US to expand training of troops in Ukraine
The United States plans to expand its training of Ukrainian troops in Europe as Russia continues to bombard the country with missile strikes, the Pentagon announced.
“We will expand U.S.-led training for the Ukrainian Armed Forces, to include joint maneuver and combined arms operations training, while building upon the specialized equipment training that we’re already providing to the Ukrainians,” Pentagon press secretary Brig. Gen. Pat Ryder told reporters Thursday.
The next step: Ryder called the combined arms maneuver training a “logical next step in our ongoing training efforts.”
The extra training — to take place in Germany by U.S. Army Europe and Africa Command’s 7th Army Training Command — will take on roughly 500 Ukrainians per month starting in January, he said.
What it’ll entail: The training will include “live fire exercises,” then squad, platoon and company-level training that will culminate in battalion-level maneuver training, in addition to battalion headquarters staff training.
Staying flexible: The Defense Department may adjust the program in the future “based on the needs of our Ukrainian partners and the evolving situation in Ukraine,” Ryder added.
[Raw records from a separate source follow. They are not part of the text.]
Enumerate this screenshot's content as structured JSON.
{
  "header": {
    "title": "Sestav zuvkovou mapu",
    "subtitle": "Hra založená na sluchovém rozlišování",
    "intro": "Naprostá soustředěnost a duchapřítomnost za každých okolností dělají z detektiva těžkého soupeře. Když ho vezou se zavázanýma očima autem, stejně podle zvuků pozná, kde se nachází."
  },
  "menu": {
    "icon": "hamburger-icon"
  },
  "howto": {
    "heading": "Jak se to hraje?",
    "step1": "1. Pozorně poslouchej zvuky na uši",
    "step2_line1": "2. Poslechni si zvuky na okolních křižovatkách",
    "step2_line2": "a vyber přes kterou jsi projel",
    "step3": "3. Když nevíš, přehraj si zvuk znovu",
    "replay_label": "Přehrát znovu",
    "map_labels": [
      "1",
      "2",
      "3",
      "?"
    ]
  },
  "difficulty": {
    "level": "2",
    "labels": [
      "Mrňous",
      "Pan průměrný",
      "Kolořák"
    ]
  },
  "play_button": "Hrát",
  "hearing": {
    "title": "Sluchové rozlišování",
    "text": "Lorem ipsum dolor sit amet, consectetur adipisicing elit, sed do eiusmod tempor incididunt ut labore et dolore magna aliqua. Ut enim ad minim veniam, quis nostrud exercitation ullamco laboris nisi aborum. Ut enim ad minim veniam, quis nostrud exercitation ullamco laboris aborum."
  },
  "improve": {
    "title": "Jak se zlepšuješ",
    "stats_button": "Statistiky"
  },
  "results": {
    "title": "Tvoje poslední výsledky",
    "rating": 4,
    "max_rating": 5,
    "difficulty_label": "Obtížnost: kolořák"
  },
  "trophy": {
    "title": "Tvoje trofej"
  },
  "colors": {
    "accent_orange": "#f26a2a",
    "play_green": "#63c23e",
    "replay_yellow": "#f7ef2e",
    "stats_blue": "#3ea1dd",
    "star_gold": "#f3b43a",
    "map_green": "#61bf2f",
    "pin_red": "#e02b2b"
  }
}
Ryder was “not aware” of any need to increase U.S. forces in Europe to accommodate the training.
Earlier efforts: Over the last seven years, the U.S. has trained some 23,000 Ukrainian soldiers inside the country, a $126 million effort, with training provided mostly by National Guard troops.
But the Pentagon had to make some adjustments on how to go about such aid since Moscow invaded Ukraine on Feb. 24.
The United States since spring has given Ukrainian forces weapons training for artillery systems, drones and radars. More recently, Washington has trained Kyiv’s troops on air defense systems recently given to the embattled country.
Defense budget soars, lawmakers clamor for change
Progressive lawmakers are raising the alarm over a behemoth $858 billion defense authorization bill sent to President Biden’s desk by the Senate on Thursday.
The price tag for the National Defense Authorization Act (NDAA) — which lays out how the Defense Department will allocate its budget in fiscal 2023 in addition to funding various national security programs outside its jurisdiction — comes in
$85 billion higher than what the Biden administration first requested earlier this year prior to congressional negotiating.
Overblown: Democrats in both the House and Senate have labeled the final figure as a money grab that doe